“Your secret is that you don’t care as much as they do. You’re aloof to it all. Your job does not define you. You’re a chameleon, capable of playing their little game but not married to it.“
Wear a blazer on the first day. (You’re thinking, “Wow, she just jumps right into the nuts-and-bolts, huh? No clever intro, no scene-setting ‘color’ — just: boom, blazer. Wear a blazer.”) I’m serious. If at least the top half of you is wearing a suit, you will get respect. If your temp gigs are like mine, ones in which you’re babysitting the front desk because the receptionist rear-ended someone at a red light and has to be in court that day, and your day sometimes involves mindless tasks other people don’t want to do such as cutting out zillions of tiny name tags by hand or Scotch-taping Cheesecake Factory receipts to pieces of scrap paper to go into expense-report files, or taking care of the dishes or refilling the rolls of toilet paper in the employee bathroom — respect is crucial. People are already going to walk right by you without saying hello because you have the temp stamp branded upon your chest, hovering in a dim halo over your pate. They are already going to wonder whether it is worth the emotional investment to so much as learn your name, for you seem to them a creature as ephemeral as a cherry blossom. They are already going to wonder what your “deal” is, what shaky set of circumstances led to your accepting this job as a corporate babysitter. They will do all of this regardless of whether you heed my advice and wear a blazer. But at least you will feel better about yourself if you wear a blazer. Trust me on this.

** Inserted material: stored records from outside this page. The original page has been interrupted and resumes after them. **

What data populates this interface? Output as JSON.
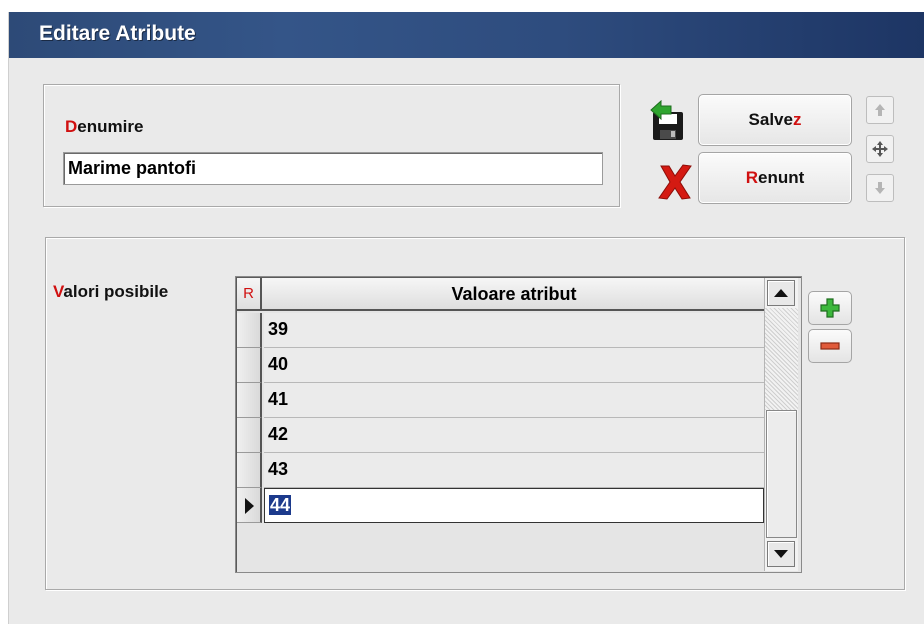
{
  "window": {
    "title": "Editare Atribute"
  },
  "form": {
    "denumire_label_mnemonic": "D",
    "denumire_label_rest": "enumire",
    "denumire_value": "Marime pantofi",
    "valori_label_mnemonic": "V",
    "valori_label_rest": "alori posibile"
  },
  "buttons": {
    "save_pre": "Salve",
    "save_mnemonic": "z",
    "cancel_mnemonic": "R",
    "cancel_rest": "enunt"
  },
  "grid": {
    "r_header": "R",
    "column_header": "Valoare atribut",
    "rows": [
      "39",
      "40",
      "41",
      "42",
      "43",
      "44"
    ],
    "active_row": "44"
  },
  "icons": {
    "save": "save-disk-icon",
    "cancel": "red-x-icon",
    "up": "arrow-up-icon",
    "move": "move-arrows-icon",
    "down": "arrow-down-icon",
    "add": "green-plus-icon",
    "remove": "red-minus-icon"
  },
  "colors": {
    "mnemonic": "#d01010",
    "title_bar": "#2e4c7e",
    "selection": "#1c3a8c"
  }
}
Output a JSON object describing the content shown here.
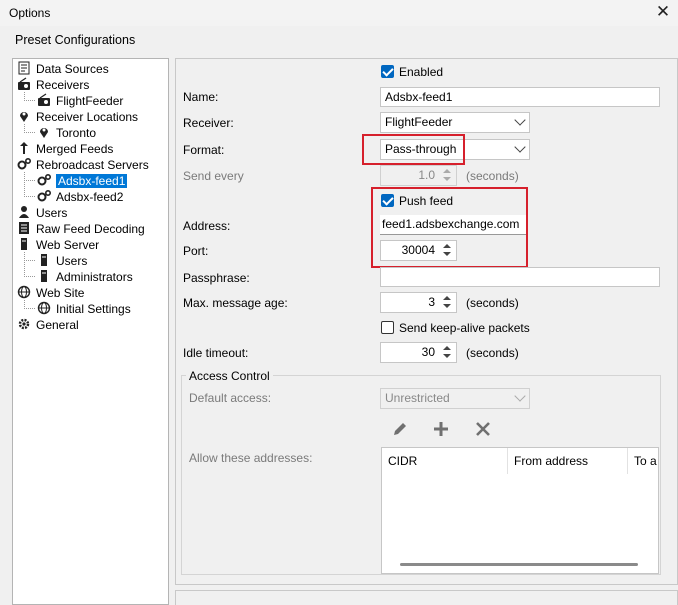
{
  "window": {
    "title": "Options"
  },
  "preset_label": "Preset Configurations",
  "tree": [
    {
      "label": "Data Sources",
      "icon": "document-icon"
    },
    {
      "label": "Receivers",
      "icon": "radio-icon"
    },
    {
      "label": "FlightFeeder",
      "icon": "radio-icon"
    },
    {
      "label": "Receiver Locations",
      "icon": "location-pin-icon"
    },
    {
      "label": "Toronto",
      "icon": "location-pin-icon"
    },
    {
      "label": "Merged Feeds",
      "icon": "merge-arrows-icon"
    },
    {
      "label": "Rebroadcast Servers",
      "icon": "gears-icon"
    },
    {
      "label": "Adsbx-feed1",
      "icon": "gears-icon",
      "selected": true
    },
    {
      "label": "Adsbx-feed2",
      "icon": "gears-icon"
    },
    {
      "label": "Users",
      "icon": "user-icon"
    },
    {
      "label": "Raw Feed Decoding",
      "icon": "document-lines-icon"
    },
    {
      "label": "Web Server",
      "icon": "server-icon"
    },
    {
      "label": "Users",
      "icon": "server-icon"
    },
    {
      "label": "Administrators",
      "icon": "server-icon"
    },
    {
      "label": "Web Site",
      "icon": "globe-icon"
    },
    {
      "label": "Initial Settings",
      "icon": "globe-icon"
    },
    {
      "label": "General",
      "icon": "gear-icon"
    }
  ],
  "form": {
    "enabled_label": "Enabled",
    "enabled": true,
    "name_label": "Name:",
    "name_value": "Adsbx-feed1",
    "receiver_label": "Receiver:",
    "receiver_value": "FlightFeeder",
    "format_label": "Format:",
    "format_value": "Pass-through",
    "send_every_label": "Send every",
    "send_every_value": "1.0",
    "seconds_unit": "(seconds)",
    "push_feed_label": "Push feed",
    "push_feed": true,
    "address_label": "Address:",
    "address_value": "feed1.adsbexchange.com",
    "port_label": "Port:",
    "port_value": "30004",
    "passphrase_label": "Passphrase:",
    "passphrase_value": "",
    "max_age_label": "Max. message age:",
    "max_age_value": "3",
    "keepalive_label": "Send keep-alive packets",
    "keepalive": false,
    "idle_label": "Idle timeout:",
    "idle_value": "30"
  },
  "access": {
    "group_label": "Access Control",
    "default_label": "Default access:",
    "default_value": "Unrestricted",
    "allow_label": "Allow these addresses:",
    "tools": [
      "pencil-icon",
      "plus-icon",
      "x-icon"
    ],
    "columns": [
      "CIDR",
      "From address",
      "To a"
    ]
  },
  "colors": {
    "accent": "#0078d7",
    "highlight_box": "#d6202c"
  }
}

After the first day, you have already worn a blazer, so you have proven yourself to be someone capable of projecting a professional image. However, the second day will set a pattern. Don’t wear a blazer again, or you will seem at best clueless and at worst insane. People will pity you: “Aww, I bet this is the only office she has ever worked in! She’s got her big-girl clothes on!” No, it is not the only time you have worked in an office, and you don’t want to let them get away with thinking that. So don’t wear a blazer the second day. But still look nice. I suggest a button-down shirt and a skirt or pants that are not khakis. In some fancier offices, khakis are for casual Fridays. A button-down shirt, a skirt or non-khaki pants — and nice shoes. I have actually known older people who judge a person’s character by his or her shoes. This is undeniably lame but a fact of life, and I am here to impart unto you facts of life, not tell you fairy tales. So wear your nice shoes. And not too much jewelry, especially not earrings if you are answering the phone all the goddamn time like I am.
A few days into the gig, if it’s a longer-term one lasting weeks or even a month or more, you will very likely want to dress a little flirty. No, not to win over some sleazy VIP — just to feel good about yourself. To remember that you are a woman and not an office-bot. There are probably appealing dudes (and chicks, if you prefer or also like those) who work in this office, and they are probably at least remotely in your age range. Perhaps you, like me, are in a satisfying and committed relationship. Well, good for you. Still, it’s only human to want members of the gender to which you are attracted to find *you* attractive, to wonder during idle moments what you’re like outside of the office, to imagine how charming you could be after a glass of wine or a cocktail, to envision you dancing at a club or having a relaxed non-work conversation at a low-key party. In short, to be able to conceive a version of you who is *not* glued to the reception desk with a phone to her ear. So go for it. You have my permission. Wear a clingy dress that is still long enough to pass for office-appropriate, so that if the schoolmarmish HR lady raises her eyebrows you can shrug innocently because the hem is in fact the required-by-some-stupid-
If you feel like trying something a little more advanced, especially if you’ve landed a longer-term gig, and *especially* if you fancy being offered something full-time (i.e. non-temp) and away from the reception desk — dress down. No, I’m serious. While wearing a blazer on Day 1 shows you know how to at least “walk the walk” of a serious professional if need be, dressing down connotes confidence. It means you are *not* some chump sweating in an interview suit in the lobby, incessantly clearing your throat and clutching your resume and straightening your tie. It means you are *not* so hungry for professional approval that you’ll mince about all day with your feet pinched in stilettos only to slip moaning into fuzzy-bunny slippers once you get home. Wear something comfy — jeans on a day that isn’t Friday, even. Wear shoes that are flat, and just look around you at all the high-heeled women shooting you jealous poison darts with their eyes. They only wish they felt that secure. What’s your secret?
Your secret is that you don’t care as much as they do. You’re aloof to it all. Your job does not define you. You’re a chameleon, capable of playing their little game but not married to it. You are not a delicate candle quivering in the economic winds — you’re not a candle at all. You have night vision, and will see what’s what long after they have run out of flashlights.
*For women! But there’s probably some way to apply this to male temps, too. That’s up to you, though–we can only do so much.